Mentality shapes reality

Mentality shapes reality

Being a swimmer has always defined me as a person. Swimming shapes not only my daily schedule, but how I interact socially and how I define my personal values.

Summer swimming especially dictates daily life, with two practices a day and yardage maxing out at 10,000 yards. To say the least, a swimmer needs to have goals to be motivated.

My coaches, knowing how important goals are to swimmers, asked us to set goals for the future, both near and far. Many of my friends were driven to reach specific times or qualify for prestigious college teams, whereas I really didn’t know.

Again and again I tried to be motivated by time-oriented goals, and over and over I failed to feel a drive to attain them. Understanding this in myself, I then attempted to reach out to various colleges and find one that could help get me back to my motivated self.

Successful in first reaching the coaches, I started to talk to them and get excited about all the possibilities of college swimming and beyond. I became ecstatic for the opportunity to swim with many other competitive swimmers from around the country.

Yet it seems, in my excitement, that I was blind to the amount of time in which I had until I could compete in college swimming.

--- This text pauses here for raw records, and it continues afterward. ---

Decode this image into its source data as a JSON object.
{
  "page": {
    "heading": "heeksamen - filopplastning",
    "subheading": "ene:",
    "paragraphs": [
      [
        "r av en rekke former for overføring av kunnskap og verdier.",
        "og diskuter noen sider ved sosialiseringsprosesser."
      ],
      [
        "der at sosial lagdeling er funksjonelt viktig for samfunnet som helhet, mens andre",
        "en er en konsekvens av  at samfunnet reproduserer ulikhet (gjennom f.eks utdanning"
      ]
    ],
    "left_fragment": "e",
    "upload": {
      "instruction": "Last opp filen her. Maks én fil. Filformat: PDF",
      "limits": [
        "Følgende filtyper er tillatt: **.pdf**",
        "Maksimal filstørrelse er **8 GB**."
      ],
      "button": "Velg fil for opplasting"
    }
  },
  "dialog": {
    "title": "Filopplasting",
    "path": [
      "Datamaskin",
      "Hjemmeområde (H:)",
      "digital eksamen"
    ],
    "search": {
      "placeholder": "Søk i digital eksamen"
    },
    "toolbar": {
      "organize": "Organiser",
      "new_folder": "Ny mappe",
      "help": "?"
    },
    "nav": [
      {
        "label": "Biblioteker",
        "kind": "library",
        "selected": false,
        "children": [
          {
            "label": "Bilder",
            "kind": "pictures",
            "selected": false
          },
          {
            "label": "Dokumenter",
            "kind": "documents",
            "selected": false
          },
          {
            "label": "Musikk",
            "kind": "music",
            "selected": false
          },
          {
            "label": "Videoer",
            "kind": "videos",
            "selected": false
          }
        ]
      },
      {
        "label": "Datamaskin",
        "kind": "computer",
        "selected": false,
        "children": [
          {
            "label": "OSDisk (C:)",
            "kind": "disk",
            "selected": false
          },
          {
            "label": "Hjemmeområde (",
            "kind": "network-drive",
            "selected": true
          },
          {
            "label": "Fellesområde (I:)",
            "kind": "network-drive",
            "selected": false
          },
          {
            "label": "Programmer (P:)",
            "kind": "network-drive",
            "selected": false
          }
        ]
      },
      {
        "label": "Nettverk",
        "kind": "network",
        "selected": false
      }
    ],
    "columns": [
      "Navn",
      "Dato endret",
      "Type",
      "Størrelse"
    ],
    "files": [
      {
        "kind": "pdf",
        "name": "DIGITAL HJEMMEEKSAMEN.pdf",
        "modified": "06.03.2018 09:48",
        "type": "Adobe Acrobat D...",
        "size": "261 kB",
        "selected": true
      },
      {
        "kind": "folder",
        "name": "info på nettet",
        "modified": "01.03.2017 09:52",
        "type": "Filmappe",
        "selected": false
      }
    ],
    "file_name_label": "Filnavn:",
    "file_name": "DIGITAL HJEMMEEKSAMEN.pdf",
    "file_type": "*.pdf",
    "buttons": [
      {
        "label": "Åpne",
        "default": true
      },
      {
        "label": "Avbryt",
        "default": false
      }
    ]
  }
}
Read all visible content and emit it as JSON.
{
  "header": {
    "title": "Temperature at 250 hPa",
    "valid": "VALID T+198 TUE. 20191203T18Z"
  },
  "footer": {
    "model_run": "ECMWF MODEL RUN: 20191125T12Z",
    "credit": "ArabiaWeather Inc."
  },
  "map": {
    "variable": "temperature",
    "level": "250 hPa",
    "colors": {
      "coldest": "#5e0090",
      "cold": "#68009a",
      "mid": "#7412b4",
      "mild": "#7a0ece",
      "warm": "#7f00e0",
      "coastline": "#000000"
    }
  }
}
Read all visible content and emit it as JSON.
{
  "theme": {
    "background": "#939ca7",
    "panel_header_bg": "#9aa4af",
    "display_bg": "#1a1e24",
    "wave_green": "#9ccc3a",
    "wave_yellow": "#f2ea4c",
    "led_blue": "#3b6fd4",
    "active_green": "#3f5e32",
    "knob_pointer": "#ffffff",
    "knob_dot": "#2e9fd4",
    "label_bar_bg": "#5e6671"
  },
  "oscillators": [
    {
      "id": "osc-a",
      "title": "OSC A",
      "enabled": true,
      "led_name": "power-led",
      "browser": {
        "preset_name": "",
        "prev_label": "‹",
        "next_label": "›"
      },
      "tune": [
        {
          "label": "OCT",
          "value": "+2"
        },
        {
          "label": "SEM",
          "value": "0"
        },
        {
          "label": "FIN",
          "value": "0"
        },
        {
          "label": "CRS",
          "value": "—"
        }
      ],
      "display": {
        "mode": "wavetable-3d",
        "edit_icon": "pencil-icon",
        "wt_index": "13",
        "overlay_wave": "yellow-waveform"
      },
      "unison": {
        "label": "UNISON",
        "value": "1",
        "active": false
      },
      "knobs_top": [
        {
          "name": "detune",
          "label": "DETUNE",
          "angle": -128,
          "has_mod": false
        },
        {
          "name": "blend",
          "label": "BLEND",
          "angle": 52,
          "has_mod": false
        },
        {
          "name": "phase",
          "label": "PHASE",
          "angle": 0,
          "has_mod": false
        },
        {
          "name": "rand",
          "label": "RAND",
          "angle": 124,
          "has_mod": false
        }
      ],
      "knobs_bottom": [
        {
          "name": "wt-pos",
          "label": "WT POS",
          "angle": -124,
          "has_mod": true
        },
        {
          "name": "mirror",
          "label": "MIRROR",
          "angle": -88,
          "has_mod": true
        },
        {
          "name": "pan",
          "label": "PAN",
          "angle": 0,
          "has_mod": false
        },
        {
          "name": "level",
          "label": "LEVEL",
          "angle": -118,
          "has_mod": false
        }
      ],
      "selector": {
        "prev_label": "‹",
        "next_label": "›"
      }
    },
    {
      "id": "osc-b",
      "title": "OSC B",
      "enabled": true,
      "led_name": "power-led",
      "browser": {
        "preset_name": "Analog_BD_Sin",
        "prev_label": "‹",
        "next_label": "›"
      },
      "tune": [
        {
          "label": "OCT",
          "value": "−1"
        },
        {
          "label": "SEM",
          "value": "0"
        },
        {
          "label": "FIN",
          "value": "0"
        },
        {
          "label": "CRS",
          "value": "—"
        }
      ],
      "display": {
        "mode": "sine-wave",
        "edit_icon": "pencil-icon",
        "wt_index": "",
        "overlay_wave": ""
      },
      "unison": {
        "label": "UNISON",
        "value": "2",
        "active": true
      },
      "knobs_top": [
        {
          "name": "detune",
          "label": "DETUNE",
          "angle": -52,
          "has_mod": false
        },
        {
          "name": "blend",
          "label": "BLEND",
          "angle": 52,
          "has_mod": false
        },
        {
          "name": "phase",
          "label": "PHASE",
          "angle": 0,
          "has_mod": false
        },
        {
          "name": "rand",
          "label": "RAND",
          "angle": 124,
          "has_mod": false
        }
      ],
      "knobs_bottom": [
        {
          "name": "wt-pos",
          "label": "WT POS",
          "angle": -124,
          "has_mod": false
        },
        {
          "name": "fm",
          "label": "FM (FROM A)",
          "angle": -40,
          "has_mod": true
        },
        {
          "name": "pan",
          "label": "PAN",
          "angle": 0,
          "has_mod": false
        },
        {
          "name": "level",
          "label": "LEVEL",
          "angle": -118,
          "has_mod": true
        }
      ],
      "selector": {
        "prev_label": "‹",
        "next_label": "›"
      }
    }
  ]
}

Realizing this after a week of incredible effort, my spirits plummeted. I questioned how I could even still swim for another year before college.

Sensing the conflict within me, my coach reached out to me to talk during practice. He helped explain how you can have long term goals, but the things that get you through the struggles of everyday are the interactions between your fellow swimmers and coaches, as well as the principles you learn and exhibit when faced with the difficulties of swimming.

Since that conversation I have been happier both in and out of the pool. I looked to my teammates for help in getting through hard sets, while leaning on my coaches for support in how to approach what swimming means to me as a person. By changing how I thought about swimming, I was able to transition from viewing it as an obstacle, to something of great opportunity.